Tell the story. This is what the prophet Isaiah does in our reading this morning. It’s a lament too and it starts with recognizing the mighty acts of God – “I will recount the gracious deeds of the Lord, the praiseworthy acts of the Lord, because of all that the Lord has done for us, and the great favour that he has shown to the house of Israel, that he has shown them according to his mercy, according to the abundance of his steadfast love… It was no messenger or angel but his presence that saved them, in his love and in his pity he redeemed them; he lifted them up and carried them all the days of old.”
May those be our words this morning and as we go into the New Year. A new year contains a lot of unknowns, maybe more so for some than others. I often call to mind at this time the poem read by King George VI in 1939 when his country was heading into a lot of unknown. “I said to the man who stood at the gate of the year;/Give me a light that I may tread safely into the unknown”/ And he replied, “Go out into the darkness and put your hand into the hand of God/That shall be to you better than light and safer than a known way.”
Let Christ and his light go before us. To remind ourselves who goes before and beside and over and under and behind us, let us remember God’s mighty acts of salvation.
What does the phrase “all that the Lord has done for you” mean to you?

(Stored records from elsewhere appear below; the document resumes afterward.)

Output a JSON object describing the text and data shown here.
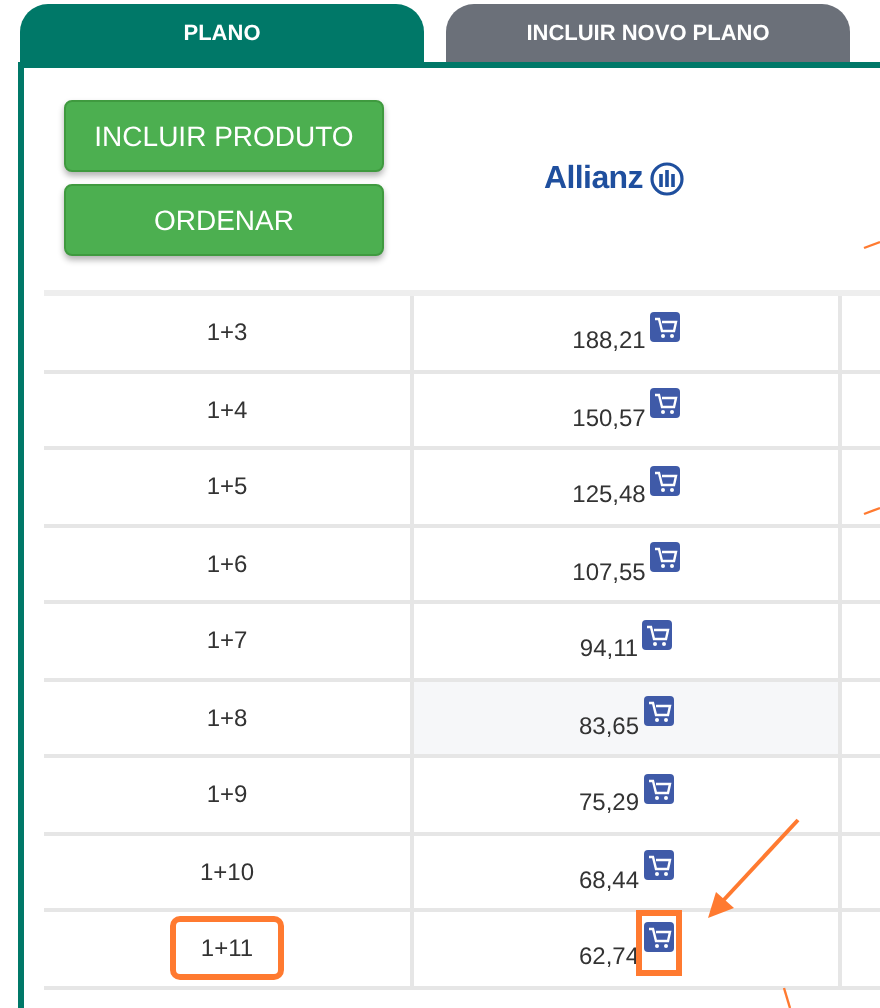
{
  "tabs": [
    {
      "label": "PLANO",
      "selected": true
    },
    {
      "label": "INCLUIR NOVO PLANO",
      "selected": false
    }
  ],
  "buttons": [
    "INCLUIR PRODUTO",
    "ORDENAR"
  ],
  "logo": {
    "text": "Allianz"
  },
  "rows": [
    {
      "plan": "1+3",
      "price": "188,21",
      "highlighted": false,
      "marked": false
    },
    {
      "plan": "1+4",
      "price": "150,57",
      "highlighted": false,
      "marked": false
    },
    {
      "plan": "1+5",
      "price": "125,48",
      "highlighted": false,
      "marked": false
    },
    {
      "plan": "1+6",
      "price": "107,55",
      "highlighted": false,
      "marked": false
    },
    {
      "plan": "1+7",
      "price": "94,11",
      "highlighted": false,
      "marked": false
    },
    {
      "plan": "1+8",
      "price": "83,65",
      "highlighted": true,
      "marked": false
    },
    {
      "plan": "1+9",
      "price": "75,29",
      "highlighted": false,
      "marked": false
    },
    {
      "plan": "1+10",
      "price": "68,44",
      "highlighted": false,
      "marked": false
    },
    {
      "plan": "1+11",
      "price": "62,74",
      "highlighted": false,
      "marked": true
    }
  ]
}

May God give us the enablement and the opportunity and the courage to live it and to speak it.
Kings come and go. Empires come and go. Herod dies. Joseph is told about the new situation in a dream by an angel of the Lord. Those who were seeking the child’s life are dead. Kings come and go. Things weren’t 100% safe even without Herod and when Joseph heard that Herod’s son Archelaus was ruling over Judea and was warned again in a dream he headed up to Galilee where things were presumably a little safer and the little child grew up. Kings come and go. The word of the Lord endures forever. Things that demand our worship and adoration come and go but the one whom the magi adored and worshiped endures forever. The one in whose perfect love our fear is cast out.

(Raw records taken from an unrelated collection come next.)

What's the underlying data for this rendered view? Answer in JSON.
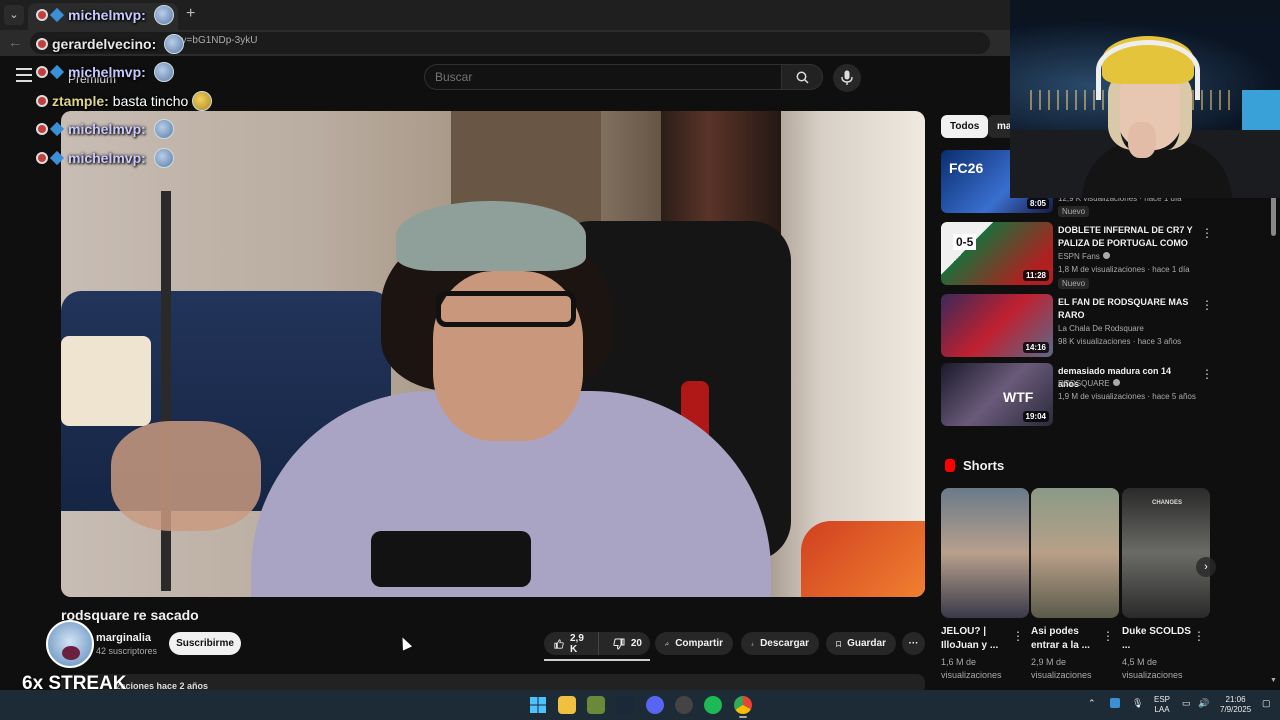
{
  "browser": {
    "url": "?v=bG1NDp-3ykU",
    "new_tab_symbol": "+",
    "back_symbol": "←",
    "dropdown_symbol": "⌄"
  },
  "header": {
    "premium_label": "Premium",
    "search_placeholder": "Buscar"
  },
  "chat": [
    {
      "user": "michelmvp:",
      "message": "",
      "user_color": "#c8c8ff",
      "emote": true
    },
    {
      "user": "gerardelvecino:",
      "message": "",
      "user_color": "#e8e8e8",
      "emote": true
    },
    {
      "user": "michelmvp:",
      "message": "",
      "user_color": "#c8c8ff",
      "emote": true
    },
    {
      "user": "ztample:",
      "message": "basta tincho",
      "user_color": "#dfd38a",
      "emote": true
    },
    {
      "user": "michelmvp:",
      "message": "",
      "user_color": "#c8c8ff",
      "emote": true
    },
    {
      "user": "michelmvp:",
      "message": "",
      "user_color": "#c8c8ff",
      "emote": true
    }
  ],
  "video": {
    "title": "rodsquare re sacado",
    "channel": "marginalia",
    "subscribers": "42 suscriptores",
    "subscribe_label": "Suscribirme",
    "likes": "2,9 K",
    "dislikes": "20",
    "share_label": "Compartir",
    "download_label": "Descargar",
    "save_label": "Guardar",
    "more_label": "···",
    "description_meta": "zaciones  hace 2 años"
  },
  "overlay": {
    "streak": "6x STREAK"
  },
  "sidebar": {
    "chips": [
      "Todos",
      "ma"
    ],
    "recommendations": [
      {
        "title": "",
        "channel": "",
        "meta": "12,9 K visualizaciones · hace 1 día",
        "badge": "Nuevo",
        "duration": "8:05",
        "thumb_text": "FC26"
      },
      {
        "title": "DOBLETE INFERNAL DE CR7 Y PALIZA DE PORTUGAL COMO ...",
        "channel": "ESPN Fans",
        "meta": "1,8 M de visualizaciones · hace 1 día",
        "badge": "Nuevo",
        "duration": "11:28",
        "thumb_text": "0-5"
      },
      {
        "title": "EL FAN DE RODSQUARE MAS RARO",
        "channel": "La Chala De Rodsquare",
        "meta": "98 K visualizaciones · hace 3 años",
        "badge": "",
        "duration": "14:16",
        "thumb_text": ""
      },
      {
        "title": "demasiado madura con 14 años",
        "channel": "RODSQUARE",
        "meta": "1,9 M de visualizaciones · hace 5 años",
        "badge": "",
        "duration": "19:04",
        "thumb_text": "WTF"
      }
    ],
    "shorts_label": "Shorts",
    "shorts": [
      {
        "title": "JELOU? | IlloJuan y ...",
        "views": "1,6 M de visualizaciones"
      },
      {
        "title": "Asi podes entrar a la ...",
        "views": "2,9 M de visualizaciones"
      },
      {
        "title": "Duke SCOLDS ...",
        "views": "4,5 M de visualizaciones"
      }
    ],
    "shorts_thumb_text": "CHANGES",
    "shorts_next": "›"
  },
  "taskbar": {
    "lang_line1": "ESP",
    "lang_line2": "LAA",
    "time": "21:06",
    "date": "7/9/2025"
  },
  "colors": {
    "background": "#0f0f0f",
    "accent_red": "#ff0000",
    "taskbar": "#1c2b36"
  }
}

May he cast out our fear too. The fear that we’re talking about this morning is not just the fear of tyrants. We mustn’t read texts like this and think they’re solely meant for other people. When King Herod heard the news that the wise men brought he was frightened and all Jerusalem with him. Someone has said that one thing about children is that they pull us into an unknown future. What future might be Christ be pulling us into in 2020? What might Christ be calling us to? We needn’t fear whatever it is because God is with us. The same person who wrote about children pulling us into an unknown future wrote this about the pull of Christ – “But that pull is the lure of love that moves the sun and the stars, the same love that overwhelmed the wise men with joy. It is that love that makes the church an alternative to the world that fears the child.” So may this be the truth for us in 2020 my friends. Perfect love casts out fear. As we begin the year with a look at the foundations of our faith, the love of the one who is the foundation goes with us and his Spirit comforts us, guides us, and quells our fears. Thanks be to God for his indescribable gift. Amen.